WORK INSTRUCTIONS: In full and without alteration, reproduce every record.

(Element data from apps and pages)
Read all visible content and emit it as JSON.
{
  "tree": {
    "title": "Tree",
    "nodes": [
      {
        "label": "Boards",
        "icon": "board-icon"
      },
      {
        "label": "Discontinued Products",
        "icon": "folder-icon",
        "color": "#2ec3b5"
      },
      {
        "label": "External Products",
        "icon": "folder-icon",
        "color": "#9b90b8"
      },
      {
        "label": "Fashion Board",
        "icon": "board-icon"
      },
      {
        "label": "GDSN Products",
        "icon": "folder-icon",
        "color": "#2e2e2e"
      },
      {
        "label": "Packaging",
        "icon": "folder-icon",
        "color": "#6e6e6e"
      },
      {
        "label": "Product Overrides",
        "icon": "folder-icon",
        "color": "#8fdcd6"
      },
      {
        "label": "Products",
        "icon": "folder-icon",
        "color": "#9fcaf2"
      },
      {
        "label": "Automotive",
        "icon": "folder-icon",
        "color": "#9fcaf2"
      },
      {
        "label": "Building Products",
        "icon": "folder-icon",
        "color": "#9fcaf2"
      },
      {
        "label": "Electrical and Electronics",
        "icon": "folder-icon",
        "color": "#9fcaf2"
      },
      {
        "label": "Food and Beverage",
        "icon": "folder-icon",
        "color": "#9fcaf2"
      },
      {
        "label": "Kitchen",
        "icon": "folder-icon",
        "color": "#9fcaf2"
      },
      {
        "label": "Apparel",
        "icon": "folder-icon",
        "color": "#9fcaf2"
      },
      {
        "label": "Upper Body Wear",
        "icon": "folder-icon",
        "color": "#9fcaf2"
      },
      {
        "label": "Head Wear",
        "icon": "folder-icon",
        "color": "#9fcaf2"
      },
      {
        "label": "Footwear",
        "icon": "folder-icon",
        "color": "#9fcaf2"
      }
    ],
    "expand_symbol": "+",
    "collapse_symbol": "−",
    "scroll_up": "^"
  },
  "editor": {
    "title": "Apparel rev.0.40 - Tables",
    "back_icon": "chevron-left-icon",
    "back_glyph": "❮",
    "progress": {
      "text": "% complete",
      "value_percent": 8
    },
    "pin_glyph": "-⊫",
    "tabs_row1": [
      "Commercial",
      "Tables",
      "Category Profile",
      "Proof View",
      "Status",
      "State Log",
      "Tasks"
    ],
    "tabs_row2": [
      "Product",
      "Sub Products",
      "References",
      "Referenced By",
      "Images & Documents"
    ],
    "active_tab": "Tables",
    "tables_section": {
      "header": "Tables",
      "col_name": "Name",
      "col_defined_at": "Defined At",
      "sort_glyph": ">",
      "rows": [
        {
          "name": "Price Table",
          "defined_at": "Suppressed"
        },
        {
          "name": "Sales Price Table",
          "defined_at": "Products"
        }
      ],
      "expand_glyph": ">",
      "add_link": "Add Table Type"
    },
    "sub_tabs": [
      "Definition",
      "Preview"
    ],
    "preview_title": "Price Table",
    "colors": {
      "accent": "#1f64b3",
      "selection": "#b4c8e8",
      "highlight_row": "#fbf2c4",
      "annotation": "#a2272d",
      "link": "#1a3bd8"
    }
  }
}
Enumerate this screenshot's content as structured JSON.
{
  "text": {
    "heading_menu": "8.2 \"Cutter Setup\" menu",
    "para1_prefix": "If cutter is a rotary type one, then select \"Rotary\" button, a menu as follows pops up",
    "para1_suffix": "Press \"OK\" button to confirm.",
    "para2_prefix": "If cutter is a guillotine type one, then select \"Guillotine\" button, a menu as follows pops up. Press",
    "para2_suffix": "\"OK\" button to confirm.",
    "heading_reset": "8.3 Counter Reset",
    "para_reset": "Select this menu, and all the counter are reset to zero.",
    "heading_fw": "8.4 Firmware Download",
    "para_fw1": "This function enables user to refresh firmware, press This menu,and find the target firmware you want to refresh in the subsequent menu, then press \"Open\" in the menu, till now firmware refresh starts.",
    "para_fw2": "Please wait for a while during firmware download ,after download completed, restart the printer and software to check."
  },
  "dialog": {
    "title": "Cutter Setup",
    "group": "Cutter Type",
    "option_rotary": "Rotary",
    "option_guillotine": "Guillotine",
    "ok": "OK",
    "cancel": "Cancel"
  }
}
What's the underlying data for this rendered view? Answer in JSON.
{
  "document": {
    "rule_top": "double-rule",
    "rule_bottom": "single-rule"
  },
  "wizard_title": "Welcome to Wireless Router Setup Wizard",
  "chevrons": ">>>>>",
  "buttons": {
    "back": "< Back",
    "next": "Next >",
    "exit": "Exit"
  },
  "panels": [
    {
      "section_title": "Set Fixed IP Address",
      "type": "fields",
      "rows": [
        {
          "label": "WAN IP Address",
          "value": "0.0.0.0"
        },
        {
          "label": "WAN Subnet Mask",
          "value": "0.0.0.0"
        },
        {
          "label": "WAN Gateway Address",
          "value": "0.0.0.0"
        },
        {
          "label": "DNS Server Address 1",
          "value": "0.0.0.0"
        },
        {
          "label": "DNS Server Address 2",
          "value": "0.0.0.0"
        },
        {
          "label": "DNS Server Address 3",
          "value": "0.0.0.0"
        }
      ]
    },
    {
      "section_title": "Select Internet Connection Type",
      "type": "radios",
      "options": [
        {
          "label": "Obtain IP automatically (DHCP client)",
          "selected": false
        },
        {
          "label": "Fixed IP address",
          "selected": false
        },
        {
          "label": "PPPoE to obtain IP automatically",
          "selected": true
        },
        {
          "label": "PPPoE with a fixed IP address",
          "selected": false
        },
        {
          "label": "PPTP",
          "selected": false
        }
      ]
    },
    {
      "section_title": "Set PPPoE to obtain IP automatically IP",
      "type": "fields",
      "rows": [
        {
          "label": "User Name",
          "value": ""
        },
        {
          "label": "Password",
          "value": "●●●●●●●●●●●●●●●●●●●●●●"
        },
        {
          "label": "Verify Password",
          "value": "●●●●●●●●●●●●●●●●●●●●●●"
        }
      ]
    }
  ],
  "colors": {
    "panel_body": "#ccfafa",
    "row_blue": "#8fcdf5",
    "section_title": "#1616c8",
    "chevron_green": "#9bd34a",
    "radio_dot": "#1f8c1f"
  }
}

RESPONSE AREA:
Read all visible content and emit it as JSON.
{
  "tree": {
    "title": "Tree",
    "nodes": [
      {
        "label": "Boards",
        "icon": "board-icon"
      },
      {
        "label": "Discontinued Products",
        "icon": "folder-icon",
        "color": "#2ec3b5"
      },
      {
        "label": "External Products",
        "icon": "folder-icon",
        "color": "#9b90b8"
      },
      {
        "label": "Fashion Board",
        "icon": "board-icon"
      },
      {
        "label": "GDSN Products",
        "icon": "folder-icon",
        "color": "#2e2e2e"
      },
      {
        "label": "Packaging",
        "icon": "folder-icon",
        "color": "#6e6e6e"
      },
      {
        "label": "Product Overrides",
        "icon": "folder-icon",
        "color": "#8fdcd6"
      },
      {
        "label": "Products",
        "icon": "folder-icon",
        "color": "#9fcaf2"
      },
      {
        "label": "Automotive",
        "icon": "folder-icon",
        "color": "#9fcaf2"
      },
      {
        "label": "Building Products",
        "icon": "folder-icon",
        "color": "#9fcaf2"
      },
      {
        "label": "Electrical and Electronics",
        "icon": "folder-icon",
        "color": "#9fcaf2"
      },
      {
        "label": "Food and Beverage",
        "icon": "folder-icon",
        "color": "#9fcaf2"
      },
      {
        "label": "Kitchen",
        "icon": "folder-icon",
        "color": "#9fcaf2"
      },
      {
        "label": "Apparel",
        "icon": "folder-icon",
        "color": "#9fcaf2"
      },
      {
        "label": "Upper Body Wear",
        "icon": "folder-icon",
        "color": "#9fcaf2"
      },
      {
        "label": "Head Wear",
        "icon": "folder-icon",
        "color": "#9fcaf2"
      },
      {
        "label": "Footwear",
        "icon": "folder-icon",
        "color": "#9fcaf2"
      }
    ],
    "expand_symbol": "+",
    "collapse_symbol": "−",
    "scroll_up": "^"
  },
  "editor": {
    "title": "Apparel rev.0.40 - Tables",
    "back_icon": "chevron-left-icon",
    "back_glyph": "❮",
    "progress": {
      "text": "% complete",
      "value_percent": 8
    },
    "pin_glyph": "-⊫",
    "tabs_row1": [
      "Commercial",
      "Tables",
      "Category Profile",
      "Proof View",
      "Status",
      "State Log",
      "Tasks"
    ],
    "tabs_row2": [
      "Product",
      "Sub Products",
      "References",
      "Referenced By",
      "Images & Documents"
    ],
    "active_tab": "Tables",
    "tables_section": {
      "header": "Tables",
      "col_name": "Name",
      "col_defined_at": "Defined At",
      "sort_glyph": ">",
      "rows": [
        {
          "name": "Price Table",
          "defined_at": "Suppressed"
        },
        {
          "name": "Sales Price Table",
          "defined_at": "Products"
        }
      ],
      "expand_glyph": ">",
      "add_link": "Add Table Type"
    },
    "sub_tabs": [
      "Definition",
      "Preview"
    ],
    "preview_title": "Price Table",
    "colors": {
      "accent": "#1f64b3",
      "selection": "#b4c8e8",
      "highlight_row": "#fbf2c4",
      "annotation": "#a2272d",
      "link": "#1a3bd8"
    }
  }
}
Enumerate this screenshot's content as structured JSON.
{
  "text": {
    "heading_menu": "8.2 \"Cutter Setup\" menu",
    "para1_prefix": "If cutter is a rotary type one, then select \"Rotary\" button, a menu as follows pops up",
    "para1_suffix": "Press \"OK\" button to confirm.",
    "para2_prefix": "If cutter is a guillotine type one, then select \"Guillotine\" button, a menu as follows pops up. Press",
    "para2_suffix": "\"OK\" button to confirm.",
    "heading_reset": "8.3 Counter Reset",
    "para_reset": "Select this menu, and all the counter are reset to zero.",
    "heading_fw": "8.4 Firmware Download",
    "para_fw1": "This function enables user to refresh firmware, press This menu,and find the target firmware you want to refresh in the subsequent menu, then press \"Open\" in the menu, till now firmware refresh starts.",
    "para_fw2": "Please wait for a while during firmware download ,after download completed, restart the printer and software to check."
  },
  "dialog": {
    "title": "Cutter Setup",
    "group": "Cutter Type",
    "option_rotary": "Rotary",
    "option_guillotine": "Guillotine",
    "ok": "OK",
    "cancel": "Cancel"
  }
}
What's the underlying data for this rendered view? Answer in JSON.
{
  "document": {
    "rule_top": "double-rule",
    "rule_bottom": "single-rule"
  },
  "wizard_title": "Welcome to Wireless Router Setup Wizard",
  "chevrons": ">>>>>",
  "buttons": {
    "back": "< Back",
    "next": "Next >",
    "exit": "Exit"
  },
  "panels": [
    {
      "section_title": "Set Fixed IP Address",
      "type": "fields",
      "rows": [
        {
          "label": "WAN IP Address",
          "value": "0.0.0.0"
        },
        {
          "label": "WAN Subnet Mask",
          "value": "0.0.0.0"
        },
        {
          "label": "WAN Gateway Address",
          "value": "0.0.0.0"
        },
        {
          "label": "DNS Server Address 1",
          "value": "0.0.0.0"
        },
        {
          "label": "DNS Server Address 2",
          "value": "0.0.0.0"
        },
        {
          "label": "DNS Server Address 3",
          "value": "0.0.0.0"
        }
      ]
    },
    {
      "section_title": "Select Internet Connection Type",
      "type": "radios",
      "options": [
        {
          "label": "Obtain IP automatically (DHCP client)",
          "selected": false
        },
        {
          "label": "Fixed IP address",
          "selected": false
        },
        {
          "label": "PPPoE to obtain IP automatically",
          "selected": true
        },
        {
          "label": "PPPoE with a fixed IP address",
          "selected": false
        },
        {
          "label": "PPTP",
          "selected": false
        }
      ]
    },
    {
      "section_title": "Set PPPoE to obtain IP automatically IP",
      "type": "fields",
      "rows": [
        {
          "label": "User Name",
          "value": ""
        },
        {
          "label": "Password",
          "value": "●●●●●●●●●●●●●●●●●●●●●●"
        },
        {
          "label": "Verify Password",
          "value": "●●●●●●●●●●●●●●●●●●●●●●"
        }
      ]
    }
  ],
  "colors": {
    "panel_body": "#ccfafa",
    "row_blue": "#8fcdf5",
    "section_title": "#1616c8",
    "chevron_green": "#9bd34a",
    "radio_dot": "#1f8c1f"
  }
}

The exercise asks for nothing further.